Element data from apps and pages

+ + + + + + +

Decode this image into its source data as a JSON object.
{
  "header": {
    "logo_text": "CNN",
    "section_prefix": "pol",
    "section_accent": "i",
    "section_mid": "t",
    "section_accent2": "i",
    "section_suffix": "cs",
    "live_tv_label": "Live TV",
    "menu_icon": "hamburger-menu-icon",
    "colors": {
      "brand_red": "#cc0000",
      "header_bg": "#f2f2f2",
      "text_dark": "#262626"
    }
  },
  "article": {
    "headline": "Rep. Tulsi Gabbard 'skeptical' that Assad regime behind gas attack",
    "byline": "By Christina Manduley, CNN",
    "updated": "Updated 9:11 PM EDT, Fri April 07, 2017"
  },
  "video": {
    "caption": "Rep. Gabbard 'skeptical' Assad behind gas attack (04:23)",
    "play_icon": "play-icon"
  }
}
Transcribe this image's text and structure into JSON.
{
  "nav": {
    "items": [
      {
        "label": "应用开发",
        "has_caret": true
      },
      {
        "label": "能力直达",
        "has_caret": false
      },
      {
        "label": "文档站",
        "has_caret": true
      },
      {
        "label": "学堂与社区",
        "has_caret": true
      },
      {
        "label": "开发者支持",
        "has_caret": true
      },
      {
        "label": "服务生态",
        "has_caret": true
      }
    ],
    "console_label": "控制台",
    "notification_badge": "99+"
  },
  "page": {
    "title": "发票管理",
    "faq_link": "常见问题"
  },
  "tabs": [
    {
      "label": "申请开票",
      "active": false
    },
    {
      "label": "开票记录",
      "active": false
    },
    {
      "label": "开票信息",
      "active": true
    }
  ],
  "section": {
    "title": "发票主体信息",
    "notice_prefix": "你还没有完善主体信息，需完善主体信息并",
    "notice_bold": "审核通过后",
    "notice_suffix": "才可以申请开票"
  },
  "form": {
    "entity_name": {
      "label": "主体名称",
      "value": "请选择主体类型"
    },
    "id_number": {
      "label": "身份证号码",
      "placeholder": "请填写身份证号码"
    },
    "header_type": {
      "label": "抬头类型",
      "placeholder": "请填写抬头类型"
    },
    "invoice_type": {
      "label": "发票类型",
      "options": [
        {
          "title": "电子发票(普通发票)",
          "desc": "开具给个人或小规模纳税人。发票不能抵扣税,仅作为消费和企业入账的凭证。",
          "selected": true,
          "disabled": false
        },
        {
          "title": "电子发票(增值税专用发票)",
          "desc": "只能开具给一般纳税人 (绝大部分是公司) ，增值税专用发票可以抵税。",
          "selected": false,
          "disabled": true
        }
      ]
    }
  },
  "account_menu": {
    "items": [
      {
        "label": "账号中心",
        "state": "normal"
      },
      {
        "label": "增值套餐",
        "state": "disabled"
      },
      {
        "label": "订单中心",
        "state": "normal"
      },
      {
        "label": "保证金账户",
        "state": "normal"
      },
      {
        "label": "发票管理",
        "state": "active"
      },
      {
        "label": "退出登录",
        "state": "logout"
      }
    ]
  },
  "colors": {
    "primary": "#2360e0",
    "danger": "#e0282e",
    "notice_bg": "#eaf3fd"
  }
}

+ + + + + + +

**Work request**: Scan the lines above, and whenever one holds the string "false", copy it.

**Response to this exercise**:
        "has_caret": false
      "active": false
      "active": false
          "disabled": false
          "selected": false,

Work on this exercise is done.